CENTENNIAL, Colo. (KDVR) — The moisture coming this week will help relieve some of the dryness the state has experienced, but wildfires could still hit Colorado when least expected.
On Friday, Gov. Jared Polis signed 11 wildfire-related bills across the state. One measure that fire prevention experts are particularly excited about will bring a new tool to help fight fires in the state.
Colorado’s long-anticipated Firehawk helicopter will be ready to work soon after funding for a second one was officially signed off by the governor.
“It’s just amazing, inspiring, to be able to provide this kind of a tool,” said Chief Mike Morgan, director of the Colorado Department of Fire Prevention and Control. “Not only to keep firefighters safe, giving them a safer work environment, but also the ability to protect communities and everybody’s lives and values at risk related to fire. It’s just an amazing asset and it’s great to have it available to us.”

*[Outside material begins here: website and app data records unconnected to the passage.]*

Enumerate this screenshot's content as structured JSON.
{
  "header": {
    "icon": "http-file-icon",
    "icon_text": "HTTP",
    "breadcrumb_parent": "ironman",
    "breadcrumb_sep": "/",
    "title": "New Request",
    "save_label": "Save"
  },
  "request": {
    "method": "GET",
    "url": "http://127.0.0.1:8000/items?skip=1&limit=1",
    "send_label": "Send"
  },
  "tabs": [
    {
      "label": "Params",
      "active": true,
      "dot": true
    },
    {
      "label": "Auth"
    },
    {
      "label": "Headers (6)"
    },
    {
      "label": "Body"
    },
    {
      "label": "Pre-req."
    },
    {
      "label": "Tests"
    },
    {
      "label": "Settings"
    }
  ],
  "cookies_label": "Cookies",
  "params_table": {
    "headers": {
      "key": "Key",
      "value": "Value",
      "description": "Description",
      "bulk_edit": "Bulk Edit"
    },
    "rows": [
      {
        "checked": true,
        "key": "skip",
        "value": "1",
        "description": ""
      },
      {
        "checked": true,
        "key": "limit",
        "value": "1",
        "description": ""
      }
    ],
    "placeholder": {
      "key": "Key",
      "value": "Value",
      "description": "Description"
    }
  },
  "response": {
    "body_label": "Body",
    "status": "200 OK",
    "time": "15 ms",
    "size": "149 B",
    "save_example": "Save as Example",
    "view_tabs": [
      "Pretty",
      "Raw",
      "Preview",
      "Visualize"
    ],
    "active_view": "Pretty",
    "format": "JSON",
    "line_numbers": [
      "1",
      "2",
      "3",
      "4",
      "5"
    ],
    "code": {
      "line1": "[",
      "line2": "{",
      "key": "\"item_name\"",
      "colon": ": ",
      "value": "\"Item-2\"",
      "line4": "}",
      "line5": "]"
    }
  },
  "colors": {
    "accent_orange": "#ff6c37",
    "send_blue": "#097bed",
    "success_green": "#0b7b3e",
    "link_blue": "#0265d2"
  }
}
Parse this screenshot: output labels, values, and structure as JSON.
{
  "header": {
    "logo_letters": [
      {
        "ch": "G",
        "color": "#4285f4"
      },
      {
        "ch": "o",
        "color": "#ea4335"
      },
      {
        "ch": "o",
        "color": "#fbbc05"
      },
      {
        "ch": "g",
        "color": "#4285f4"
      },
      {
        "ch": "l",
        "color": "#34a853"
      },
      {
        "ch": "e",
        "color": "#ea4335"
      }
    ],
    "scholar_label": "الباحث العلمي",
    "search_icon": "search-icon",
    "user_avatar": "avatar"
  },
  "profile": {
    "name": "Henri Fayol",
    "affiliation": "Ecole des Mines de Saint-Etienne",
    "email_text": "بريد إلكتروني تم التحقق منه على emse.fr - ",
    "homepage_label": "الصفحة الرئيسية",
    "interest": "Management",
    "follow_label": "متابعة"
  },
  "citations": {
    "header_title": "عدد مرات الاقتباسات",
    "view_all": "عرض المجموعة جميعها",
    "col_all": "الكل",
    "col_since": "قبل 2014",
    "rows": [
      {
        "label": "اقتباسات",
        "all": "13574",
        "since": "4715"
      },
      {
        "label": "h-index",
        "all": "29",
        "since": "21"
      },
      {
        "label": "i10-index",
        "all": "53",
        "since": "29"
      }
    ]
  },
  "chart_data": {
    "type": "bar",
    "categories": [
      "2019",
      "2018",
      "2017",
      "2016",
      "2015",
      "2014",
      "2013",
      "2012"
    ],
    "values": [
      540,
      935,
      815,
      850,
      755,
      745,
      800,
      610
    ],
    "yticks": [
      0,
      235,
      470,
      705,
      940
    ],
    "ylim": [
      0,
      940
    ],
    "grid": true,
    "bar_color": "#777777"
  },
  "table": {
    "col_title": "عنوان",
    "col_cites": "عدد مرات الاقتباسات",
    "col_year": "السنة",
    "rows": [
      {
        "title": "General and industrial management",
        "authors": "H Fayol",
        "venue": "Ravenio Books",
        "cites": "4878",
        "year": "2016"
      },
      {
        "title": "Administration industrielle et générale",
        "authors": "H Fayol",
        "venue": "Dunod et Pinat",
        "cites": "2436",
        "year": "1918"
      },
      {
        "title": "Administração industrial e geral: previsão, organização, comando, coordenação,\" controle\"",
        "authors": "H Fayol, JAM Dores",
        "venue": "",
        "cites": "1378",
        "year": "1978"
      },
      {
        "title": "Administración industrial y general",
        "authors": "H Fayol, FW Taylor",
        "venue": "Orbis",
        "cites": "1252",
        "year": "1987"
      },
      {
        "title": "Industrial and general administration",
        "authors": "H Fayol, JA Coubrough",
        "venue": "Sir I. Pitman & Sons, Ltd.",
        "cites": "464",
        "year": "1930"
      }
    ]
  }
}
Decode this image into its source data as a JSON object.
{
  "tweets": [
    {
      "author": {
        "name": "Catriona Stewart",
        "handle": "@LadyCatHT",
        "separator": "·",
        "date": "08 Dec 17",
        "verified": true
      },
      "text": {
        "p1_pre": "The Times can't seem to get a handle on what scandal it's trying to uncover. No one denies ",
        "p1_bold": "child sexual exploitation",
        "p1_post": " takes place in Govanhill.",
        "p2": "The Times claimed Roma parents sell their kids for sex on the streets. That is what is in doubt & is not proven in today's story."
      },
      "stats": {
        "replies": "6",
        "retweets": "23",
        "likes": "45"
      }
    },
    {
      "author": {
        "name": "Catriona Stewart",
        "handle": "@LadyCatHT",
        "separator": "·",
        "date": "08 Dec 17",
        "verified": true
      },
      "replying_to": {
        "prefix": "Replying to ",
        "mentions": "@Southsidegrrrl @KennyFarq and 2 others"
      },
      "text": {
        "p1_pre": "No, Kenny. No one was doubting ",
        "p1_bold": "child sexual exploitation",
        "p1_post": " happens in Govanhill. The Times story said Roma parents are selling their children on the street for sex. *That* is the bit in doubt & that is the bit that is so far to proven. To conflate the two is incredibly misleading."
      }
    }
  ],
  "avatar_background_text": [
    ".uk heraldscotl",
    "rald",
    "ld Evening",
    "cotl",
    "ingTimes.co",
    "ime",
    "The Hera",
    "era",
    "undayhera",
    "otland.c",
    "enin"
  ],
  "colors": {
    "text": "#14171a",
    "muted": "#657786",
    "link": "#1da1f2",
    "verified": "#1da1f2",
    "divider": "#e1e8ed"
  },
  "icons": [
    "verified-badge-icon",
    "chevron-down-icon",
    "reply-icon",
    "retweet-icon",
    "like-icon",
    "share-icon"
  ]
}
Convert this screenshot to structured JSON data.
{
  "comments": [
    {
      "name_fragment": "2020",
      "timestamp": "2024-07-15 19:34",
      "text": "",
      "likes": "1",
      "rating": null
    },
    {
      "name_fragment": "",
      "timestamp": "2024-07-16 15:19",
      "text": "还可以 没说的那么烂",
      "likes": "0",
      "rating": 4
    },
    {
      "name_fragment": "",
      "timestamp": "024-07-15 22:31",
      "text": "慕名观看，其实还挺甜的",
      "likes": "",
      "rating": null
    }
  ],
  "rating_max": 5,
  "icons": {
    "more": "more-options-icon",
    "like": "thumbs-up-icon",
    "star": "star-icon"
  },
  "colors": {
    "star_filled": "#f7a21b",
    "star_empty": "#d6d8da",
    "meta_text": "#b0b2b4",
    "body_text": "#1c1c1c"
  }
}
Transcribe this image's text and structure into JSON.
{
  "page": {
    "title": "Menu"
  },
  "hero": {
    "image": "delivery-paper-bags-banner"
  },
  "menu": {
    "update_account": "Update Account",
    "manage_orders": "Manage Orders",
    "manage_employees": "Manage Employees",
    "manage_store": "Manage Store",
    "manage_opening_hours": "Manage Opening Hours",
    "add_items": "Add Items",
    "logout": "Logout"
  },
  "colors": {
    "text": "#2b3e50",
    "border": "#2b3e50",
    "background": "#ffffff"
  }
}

Two years ago, state lawmakers passed and the governor approved funding for the first Firehawk helicopter to help fight disasters from the sky with Colorado-owned resources instead of waiting on aircraft from elsewhere. During the bill-signing ceremony, the governor highlighted the need for more preventative work on fires.
“This bill that we are signing today authorizes the purchase of our second Firehawk helicopter. This first one, again, is entering service this summer. But we need more. We’ll be able to deploy them across the state as needed. It is the most effective of its kind, performing both firefighting missions, and it will also add some capability of non-firefighting missions,” Polis said.
2nd Firehawk expected by 2024 fire season
With this second purchase, the governor said Colorado will only need to worry about upkeep and maintenance rather than waiting on other states or federal resources. The bill allocating funding for the initial Firehawk was signed into law in 2021.
FOX31 asked Director Morgan if the new aircraft would take the same amount of time to get in the air.
“We’re hoping to have it by the 2024 fire season,” Morgan said. “That may be a little optimistic, it might be 2025, but we’re hoping we are able to get it done a little quicker. We do think, again, because this was the first one for Colorado, the second one will be built the exact same way, so it should shorten those timeframes down.”
Morgan said having the two units in Colorado leaves the state well-covered.
“For baseline purposes, for a lot of the year, two of these will be fine as we see for now, but then as we get shoulder seasons, different drought conditions, we can then bring on contracted helicopters to help shore up the overall deployment models with our preparedness plan that we do for the governor every spring,” Morgan said.
The 2023 bill was sponsored by House Speaker Julie McCluskie, Senate President Steve Fenberg, House Minority Leader Mike Lynch and Sen. Perry Will. McCluskie, Fenberg and Lynch also sponsored the 2021 bill.